At a time when daily headlines bring worse and worse news about the plight of rural economies, it's worth reminding ourselves that success is possible.
Last autumn, Marian Burros of the New York Times wrote a piece about how the 3000-person community of Hardwick, Vermont, has prospered by creating a new "economic cluster" around local food. Cutting-edge restaurants, artisan cheese makers, and organic orchardists turning fruit into exquisite pies are just some of the new businesses that have added an estimated 75-100 jobs to the area in recent years. A new Vermont Food Venture Center hopes to accelerate this creation of enterprises.
Posted on February 16, 2009
I'm afraid I agree with Rush Limbaugh, Sean Hannity, and nearly all the congressional Republicans that the pork in the approved "stimulus bill" is nauseating. It takes the worst ideas in economic development – massive payouts to government white elephant projects and gigantic incentives to attract, retain or otherwise bribe global corporations – and puts them on steroids. I'm not condemning every line in the package, but the careless and thoughtless way this bill was assembled, packaged, and shoved through Congress ought to give small-mart advocates pause about the priorities of the new administration. — read more
Posted on January 30, 2009
Now that the street cleaners have finally swept up the signs, flags, confetti and other debris left by the millions who came for the inaugural last week, we can finally return to the critical issues of policy. I'm pleased to report that the Obama Transition Team asked us to join their teams working on sustainable business and socially responsible investment. What will become of our recommendations, I don't know, but the fact we were invited to share our view – and that key policymakers in the administration were listening – represented a huge sea-change.
Below is the memo we submitted, incorporating many of the points you've seen on this blog over the past six months. We welcome your input. Let us know what you think, and what else you would add to this wish list. — read more
Posted on November 25, 2008
Many of you were probably dancing in the streets on election night. I was – even though I identify myself as an independent. That the country will finally enjoy a leader who actually cares about ideas, who speaks grammatical English, who believes in science more than ideology, who doesn't see ecological or women's rights as liberal conspiracies, who exudes discipline, confidence, and charisma, who sincerely cares about the have-nots in society, and who won’t always resort to war as the answer to every national security problem is a huge relief.

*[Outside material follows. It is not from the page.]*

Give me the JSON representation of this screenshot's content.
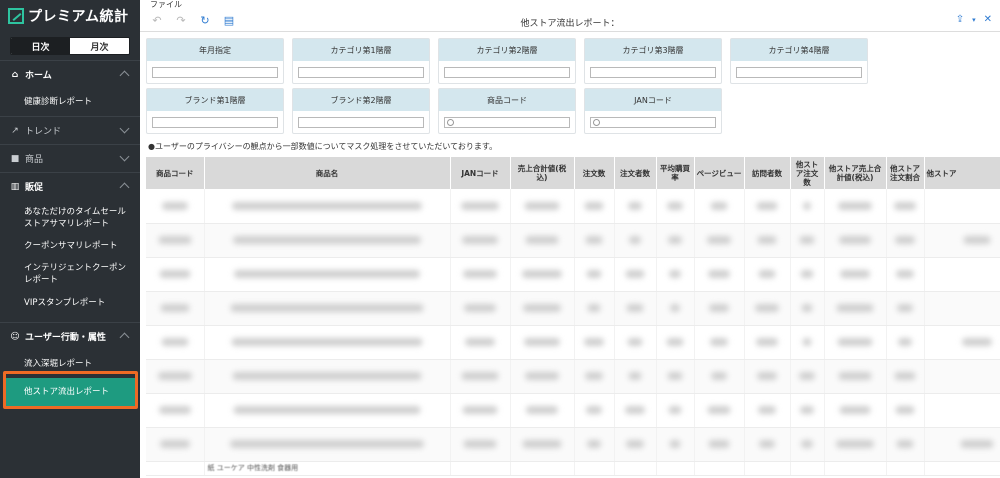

But beware. Or, more precisely, be wary. — read more
Posted on November 11, 2008
As the global financial system destroys decades' worth of Americans' savings, the relative calm and stability surrounding community-based financial institutions is striking. Locally owned banks and credit unions, which rarely got involved with predatory loans or resold their loans on global markets, are faring remarkably well. — read more
Posted on September 30, 2008
Congress thinks it's about to "solve" the nation's deepening financial crisis with a $700 billion bailout of Wall Street. What's being overlooked is that one of the fundamental causes is the erosion of place-based investing. And a fundamental solution has to be an expansion of the Community Reinvestment Act (CRA). — read more
Posted on September 18, 2008
The presidential season usually brings silly proposals, but a particularly atrocious idea this year is to revive nuclear power. John McCain deserves an "F" for wanting to build 45 new nuclear plants, and Barack Obama no better than a "C" for failing to criticize McCain's position with any coherence. — read more
By Guest Commentator Patty Cantrell
Posted on July 18, 2008
It is 1974 in Springfield, Missouri, and they are still showing movies downtown at a theater on the city's Park Central Square. I am 10 years old, and my sister and I are thrilled to be out on that sweltering summer night with our very cool Aunt Robin and Uncle Romie. We're off to see Herbie the Love Bug Rides Again. The smash Disney hit is about a lovable, racing-striped Volkswagen Beetle who saves a little old lady and her historic home from the wrecking ball of "progress." — read more